EU Eyes 'New Era' Of Partnership With Pacific

Denied suggestion that European countries had not made funds for climate adaptation readily available citing US$18.74B provided last year

WELLINGTON, New Zealand (Radio New Zealand International, April 03, 2017) – The head of the European Union's international development arm says its partnership with the Pacific Islands region is at the dawn of a new era.

With the EU's current partnership agreement with the African, Caribbean and Pacific group of countries expiring in 2020, they are working towards a new agreement.

Stefano Manservisi, the Director-General of DEVCO, is visiting the Pacific, taking in visits to Fiji, New Caledonia, Vanuatu, Australia and New Zealand.

He said the EU was proposing to embed in a new agreement a "specific Pacific pillar", based on common objectives.

"During my talks I'm raising how we can build together this Pacific pillar which is based largely on the Pacific Islands Forum, but which is based also on some common objectives that we have to set up together.
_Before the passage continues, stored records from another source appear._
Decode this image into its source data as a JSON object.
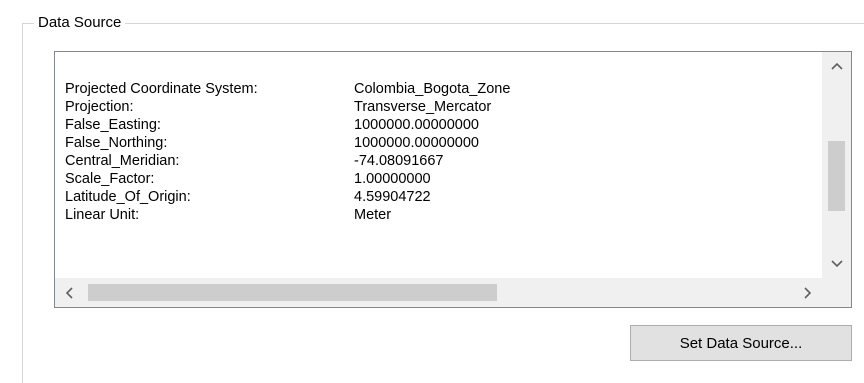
{
  "groupbox": {
    "title": "Data Source"
  },
  "properties": [
    {
      "key": "Projected Coordinate System:",
      "value": "Colombia_Bogota_Zone"
    },
    {
      "key": "Projection:",
      "value": "Transverse_Mercator"
    },
    {
      "key": "False_Easting:",
      "value": "1000000.00000000"
    },
    {
      "key": "False_Northing:",
      "value": "1000000.00000000"
    },
    {
      "key": "Central_Meridian:",
      "value": "-74.08091667"
    },
    {
      "key": "Scale_Factor:",
      "value": "1.00000000"
    },
    {
      "key": "Latitude_Of_Origin:",
      "value": "4.59904722"
    },
    {
      "key": "Linear Unit:",
      "value": "Meter"
    }
  ],
  "icons": {
    "scroll_up": "chevron-up-icon",
    "scroll_down": "chevron-down-icon",
    "scroll_left": "chevron-left-icon",
    "scroll_right": "chevron-right-icon"
  },
  "actions": {
    "set_data_source_label": "Set Data Source..."
  }
}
So we are at the beginning of a new era in which we as the European Union, we want to consolidate and further develop our presence."

Mr Manservisi said the EU wanted to strengthen its co-operation with Australia and New Zealand in its development efforts around the region.

At a time of uncertainty about future levels of assistance to the Islands from the US and other partners, Mr Manservisi says the EU has increased its support for Pacific partners in priority areas.

"We have now an envelope of 800 million euros [US$852M] that we are investing in the Pacific. But this could be increased... [it] will certainly be increased in order to support in particular investment in clean energy, in ocean governance and in climate change-related measures."

Mr Manservisi said the EU's alliance with Pacific countries had been important in the forging of the binding climate agreement reached at COP 21 in Paris.

He denied a suggestion that European countries had not made funds for climate adaptation readily available, explaining that the EU last year provided EUR 17.6 billion [US$18.74B] to help developing countries tackle climate change.

Radio New Zealand International
Copyright © 2017 RNZI. All Rights Reserved

Rate this article: 
No votes yet

Add new comment